── Input material
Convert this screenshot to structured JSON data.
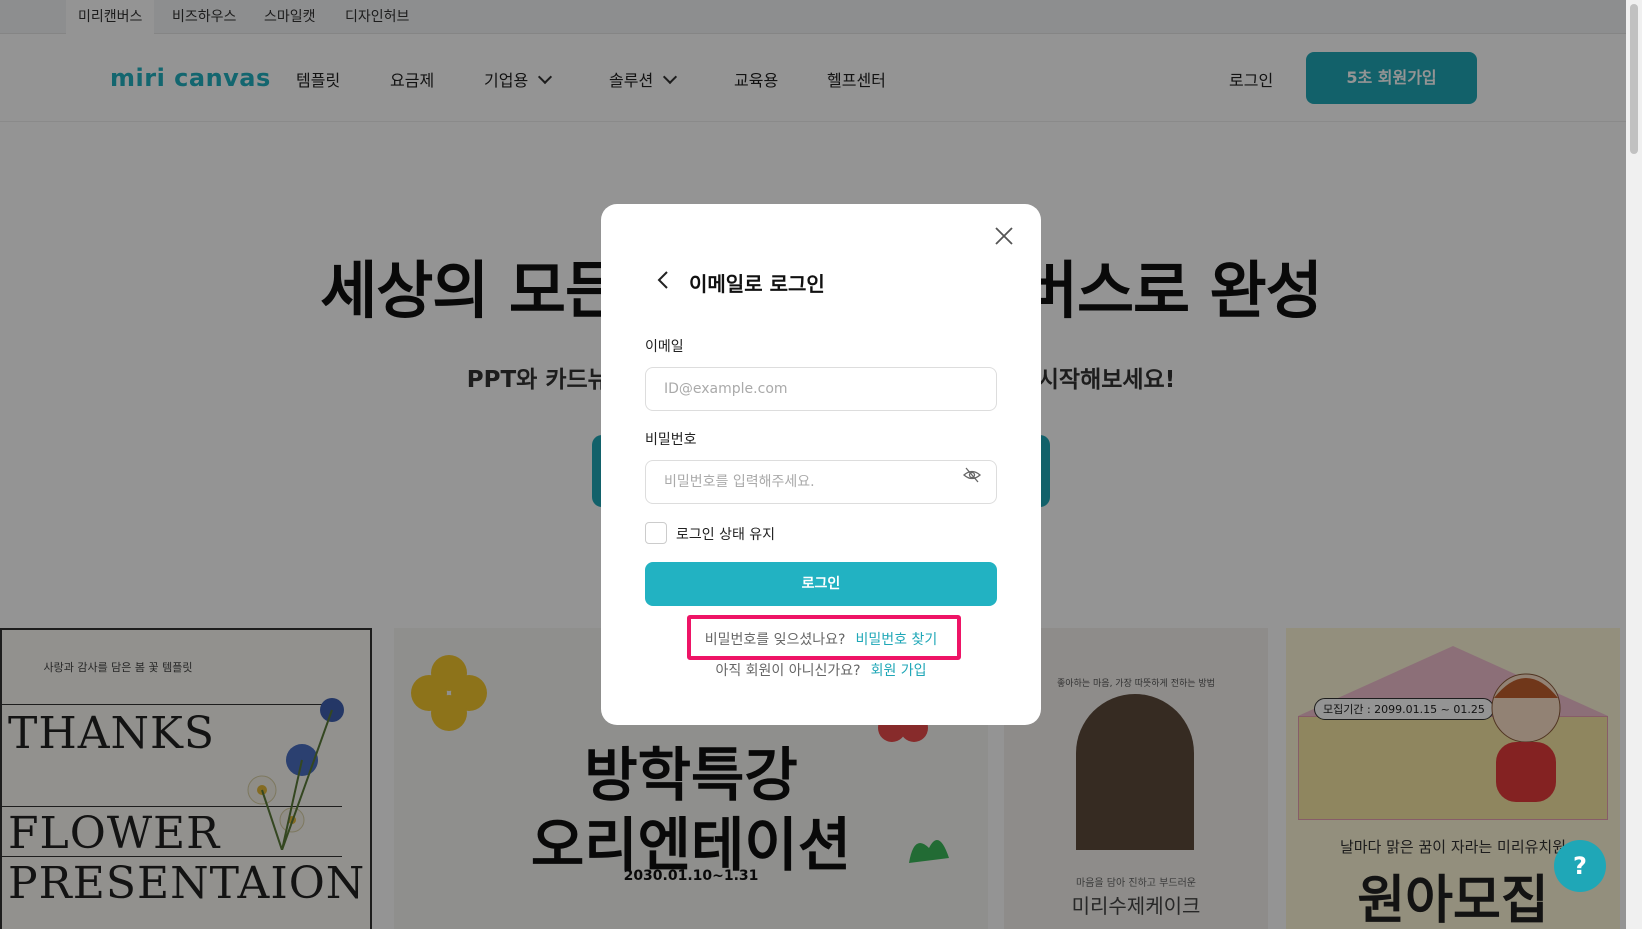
{
  "brand_tabs": [
    "미리캔버스",
    "비즈하우스",
    "스마일캣",
    "디자인허브"
  ],
  "nav": {
    "logo_text": "miri canvas",
    "items": [
      "템플릿",
      "요금제",
      "기업용",
      "솔루션",
      "교육용",
      "헬프센터"
    ],
    "login": "로그인",
    "signup": "5초 회원가입"
  },
  "hero": {
    "title": "세상의 모든 디자인, 미리캔버스로 완성",
    "subtitle": "PPT와 카드뉴스부터 영상까지 무료 템플릿으로 지금 쉽게 시작해보세요!"
  },
  "cards": {
    "thanks": {
      "small": "사랑과 감사를 담은 봄 꽃 템플릿",
      "line1": "THANKS",
      "line2": "FLOWER",
      "line3": "PRESENTAION"
    },
    "afterschool": {
      "title1": "방학특강",
      "title2": "오리엔테이션",
      "date": "2030.01.10~1.31"
    },
    "cake": {
      "small": "좋아하는 마음, 가장 따뜻하게 전하는 방법",
      "caption1": "마음을 담아 진하고 부드러운",
      "caption2": "미리수제케이크"
    },
    "kindergarten": {
      "period": "모집기간 : 2099.01.15 ~ 01.25",
      "sub": "날마다 맑은 꿈이 자라는 미리유치원",
      "title": "원아모집"
    }
  },
  "help_fab": "?",
  "modal": {
    "title": "이메일로 로그인",
    "email_label": "이메일",
    "email_placeholder": "ID@example.com",
    "email_value": "",
    "password_label": "비밀번호",
    "password_placeholder": "비밀번호를 입력해주세요.",
    "password_value": "",
    "keep_login": "로그인 상태 유지",
    "keep_login_checked": false,
    "login_button": "로그인",
    "forgot_question": "비밀번호를 잊으셨나요?",
    "forgot_link": "비밀번호 찾기",
    "signup_question": "아직 회원이 아니신가요?",
    "signup_link": "회원 가입"
  },
  "colors": {
    "accent": "#1fa7b7",
    "highlight": "#ee1466",
    "overlay": "rgba(0,0,0,0.42)"
  }
}
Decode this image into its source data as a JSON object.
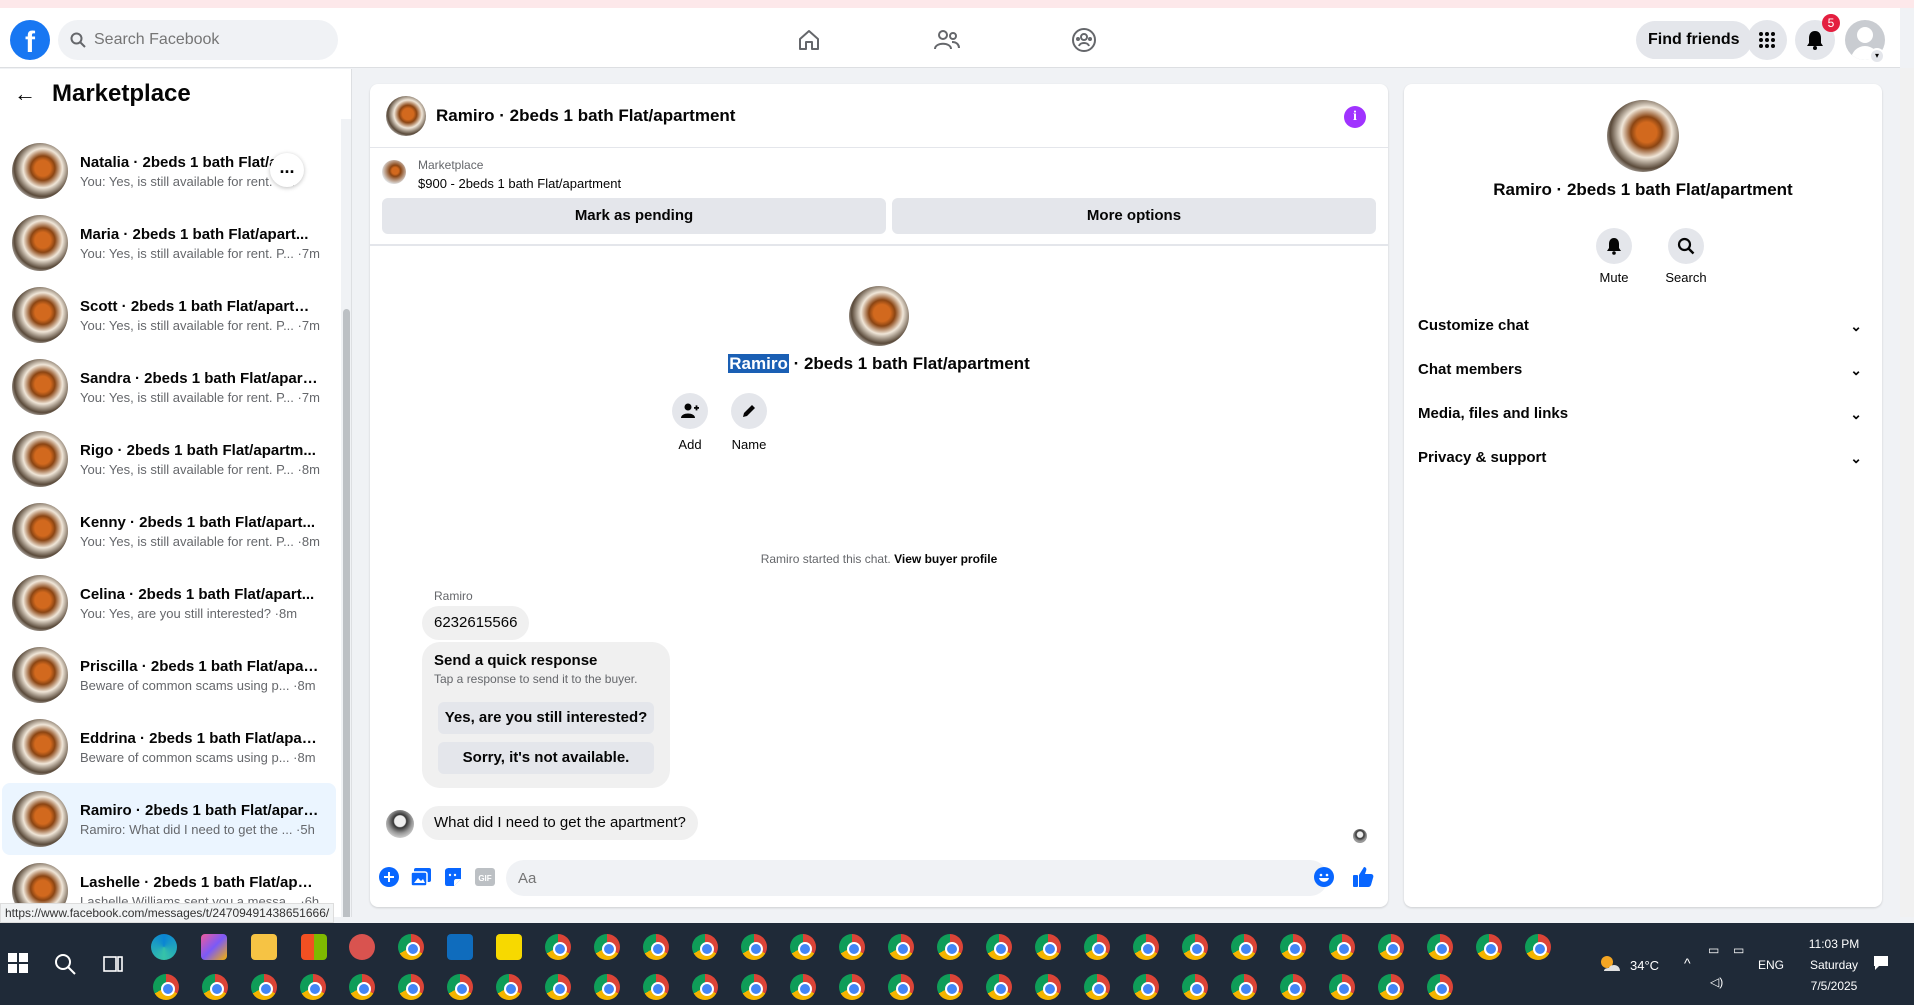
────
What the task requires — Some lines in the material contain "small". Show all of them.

Answer —
      "small": "사랑과 감사를 담은 봄 꽃 템플릿",
      "small": "좋아하는 마음, 가장 따뜻하게 전하는 방법",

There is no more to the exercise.